Paolo Oliveri, University of Genoa, Genoa, Italy
The award entitles the winner to select a Springer book of his choice up to a value of € 75.
Although “Lhasa” literally means “place of the gods,” the reversal of the balance tip is not really a sign of their omnipotence. It all comes down to thin air, so next time you trade those valuable pearls high up in the mountains, remember the fancies of weighing in alps.
As the air density is reduced, the apparent mass of the stainless steel weight increases relative to that of the platinum weight. We know this from the difference in balance readings between Paris (near sea level) and Lhasa (at very high elevation). In Tibet, the stainless steel weight already appears to be “heavier” than the platinum weight. Reducing the air density even further, all the way to zero in fact, would only make this difference grow larger. But, at zero air density as...
KeywordsNobel Laureate Apparent Mass Moon System Primary Mass Reference Weight

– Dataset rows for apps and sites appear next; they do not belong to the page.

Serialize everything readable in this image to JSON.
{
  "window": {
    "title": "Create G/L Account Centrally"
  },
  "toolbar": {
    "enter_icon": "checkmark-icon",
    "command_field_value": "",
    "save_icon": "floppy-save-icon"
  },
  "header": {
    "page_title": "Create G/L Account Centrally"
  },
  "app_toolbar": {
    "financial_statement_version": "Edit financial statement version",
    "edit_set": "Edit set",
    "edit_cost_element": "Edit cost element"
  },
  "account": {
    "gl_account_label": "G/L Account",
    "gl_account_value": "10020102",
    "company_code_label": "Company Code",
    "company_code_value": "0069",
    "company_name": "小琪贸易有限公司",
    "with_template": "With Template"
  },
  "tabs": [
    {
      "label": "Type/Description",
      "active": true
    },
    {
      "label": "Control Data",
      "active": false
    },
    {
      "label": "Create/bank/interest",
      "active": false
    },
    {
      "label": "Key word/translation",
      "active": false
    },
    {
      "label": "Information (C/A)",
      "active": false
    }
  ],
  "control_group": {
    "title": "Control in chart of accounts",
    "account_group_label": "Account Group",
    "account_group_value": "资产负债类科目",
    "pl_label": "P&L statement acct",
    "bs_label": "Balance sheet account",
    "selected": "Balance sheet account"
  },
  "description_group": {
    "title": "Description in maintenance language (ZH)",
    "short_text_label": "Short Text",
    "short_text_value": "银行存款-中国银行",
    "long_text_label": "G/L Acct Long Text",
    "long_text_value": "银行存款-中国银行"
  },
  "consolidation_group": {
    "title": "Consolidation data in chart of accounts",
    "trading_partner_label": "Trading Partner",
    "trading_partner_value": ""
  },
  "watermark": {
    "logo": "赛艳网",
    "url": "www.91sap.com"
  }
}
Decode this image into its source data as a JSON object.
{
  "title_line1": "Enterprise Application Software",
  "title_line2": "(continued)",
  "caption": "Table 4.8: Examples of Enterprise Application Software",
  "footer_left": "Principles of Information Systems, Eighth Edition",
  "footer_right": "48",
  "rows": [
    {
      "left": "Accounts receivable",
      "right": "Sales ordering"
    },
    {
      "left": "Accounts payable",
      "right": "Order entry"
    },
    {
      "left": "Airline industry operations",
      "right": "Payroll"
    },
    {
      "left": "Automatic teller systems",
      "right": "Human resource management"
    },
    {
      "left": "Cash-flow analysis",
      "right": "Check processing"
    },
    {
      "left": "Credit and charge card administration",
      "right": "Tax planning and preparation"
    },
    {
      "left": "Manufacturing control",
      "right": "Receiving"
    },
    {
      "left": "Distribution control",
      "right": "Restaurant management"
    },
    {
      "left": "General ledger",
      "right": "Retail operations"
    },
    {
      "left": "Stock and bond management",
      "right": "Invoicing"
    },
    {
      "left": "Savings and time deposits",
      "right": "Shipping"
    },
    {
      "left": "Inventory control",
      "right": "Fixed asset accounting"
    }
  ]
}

Author thanks Richard Davis of the Bureau International des Poids et Mesures for insightful discussions during the BIPM Metrology Summer School 2008, and for sharing his knowledge of the international prototype of the kilogram, which is not open to public viewing as mandated by the 1875 Metre Convention (http://www.bipm.org/en/convention/).